**What Are Reduction Formulas?**

In the discipline of integral calculus, a reduction formula is a means of integrating a function, that is, finding the area of a curve under the function or a function that describes the area under that curve. A reduction formula is used when an expression contains an integer parameter that can’t be integrated directly. A reduction formula allows the mathematician to simplify the integral so that it can be evaluated.

**What Are The Trig Reduction Formulas?**

Trig integral reduction formulas are one type of reduction formula, and they are useful when exponents are too high to work with easily. They can be used with any power of a trig function that is greater than one. The following are the six reduction formulas using the trigonometric functions sine, cosine, tangent, cotangent, secant, and cosecant.
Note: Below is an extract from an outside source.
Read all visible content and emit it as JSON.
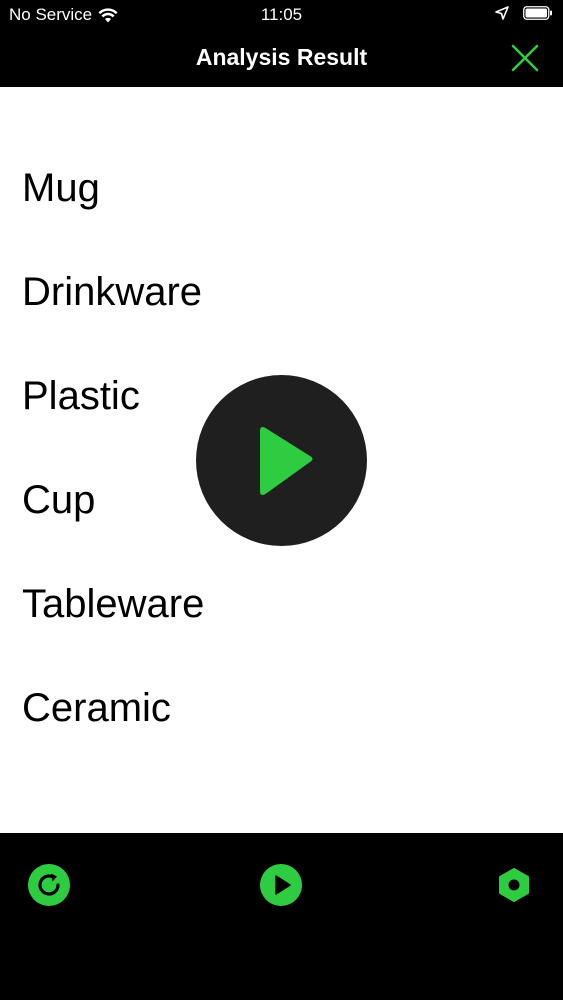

- ∫ sin
^{n}aXdX = – [(sin^{n-1}aX cos aX)/an] + (n-1)/n ∫ sin^{n-2 }aXdX

- ∫ cos
^{n}aXdX = (cos^{n-1}aX sin aX)/an + (n-1)/n ∫ cos^{n-2}aXdX

- ∫ tan
^{n}aXdX = tan^{n-1}aX/a(n-1) – ∫ tan^{n-2}aXdX
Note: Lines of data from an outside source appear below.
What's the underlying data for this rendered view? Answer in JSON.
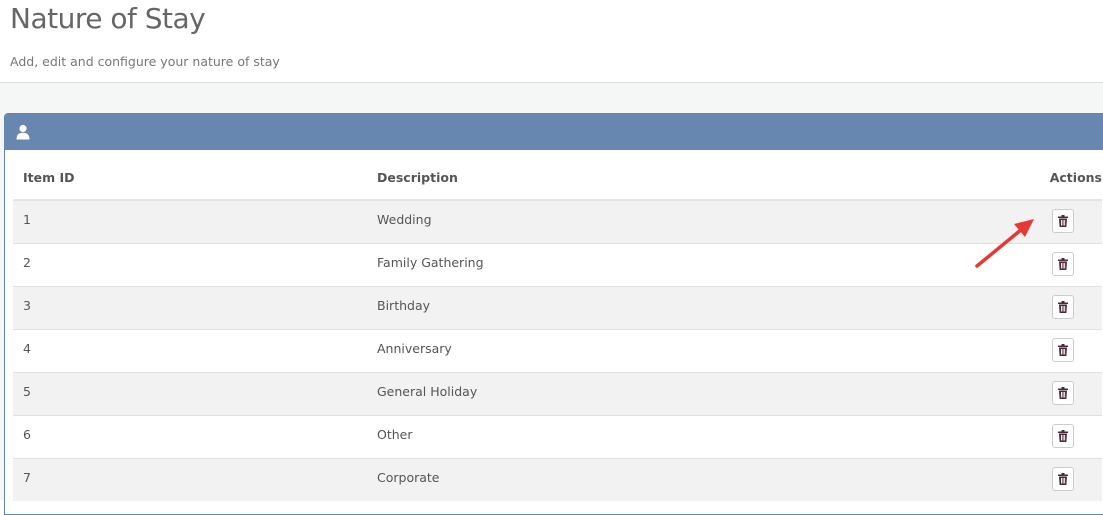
{
  "header": {
    "title": "Nature of Stay",
    "subtitle": "Add, edit and configure your nature of stay"
  },
  "panel": {
    "icon": "user-icon"
  },
  "table": {
    "columns": {
      "id": "Item ID",
      "description": "Description",
      "actions": "Actions"
    },
    "rows": [
      {
        "id": "1",
        "description": "Wedding",
        "action_icon": "trash-icon"
      },
      {
        "id": "2",
        "description": "Family Gathering",
        "action_icon": "trash-icon"
      },
      {
        "id": "3",
        "description": "Birthday",
        "action_icon": "trash-icon"
      },
      {
        "id": "4",
        "description": "Anniversary",
        "action_icon": "trash-icon"
      },
      {
        "id": "5",
        "description": "General Holiday",
        "action_icon": "trash-icon"
      },
      {
        "id": "6",
        "description": "Other",
        "action_icon": "trash-icon"
      },
      {
        "id": "7",
        "description": "Corporate",
        "action_icon": "trash-icon"
      }
    ]
  },
  "colors": {
    "panel_header": "#6786b0",
    "annotation_arrow": "#e53935",
    "trash_icon": "#4a2a3a"
  }
}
- ∫ cot
^{n}aXdX = – [cot^{n-1}aX/a(n-1)] – ∫ cot^{n-2}aXdX

- ∫ sec
^{n}aXdX = (sec^{n-2}aX tan aX)/a(n-1) + (n-2)/(n-1) ∫ sec^{n-2}aXdX

- ∫ csc
^{n}aXdX = – [(csc^{n-2}aX cot aX)/a(n-1)] + (n-2)/(n-1) ∫ csc^{n-2}aXdX

When using one of these formulas on an integral with an exponent of 3 or higher, the first result will still include an integral at the end that has to be reduced. If the exponent is greater than one, we simply use the formula again until the final result has an exponent of 1 or no exponent.

**Integrating Composite Trig Functions**

When one trigonometric function is nested inside another, the expression is called a composite trig function. It can be expressed as F(g(x)). This type of equation can be integrated by substituting u for g(x) when we know how to integrate F and when g(x) differentiates to a constant. Often the product of two or more trig functions can be found using the substitution described below. For example, to solve the equation

F(x) = ∫ sin^{3}X cosX dX

we can substitute the variable u for sinX and du for cosX dX, yielding

F(x) = ∫ u^{3}du

However, if the sine and cosine in the above equation both have exponents, we need to use a different method. For example, if the equation is

F(x) = ∫ sin^{5}x cos^{3}x dx

we can use the identity formula sin^{2}x + cos^{2}x = 1 to change the powers of cosine (except for one) into sinX. This leads to a simpler form of the equation that can be solved with the u and du substitution above.

A different case occurs when both sine and cosine have even exponents. In that case, we need to use the identity formula to change all of the sines to cosines (or vice versa) instead of leaving one. Then we’ll use one of the trigonometric integral reduction formulas above on each part of the equation. Once we do each integral separately, we put them back together in the original equation. With the identity formulas, any trig term can be converted into sines and cosines.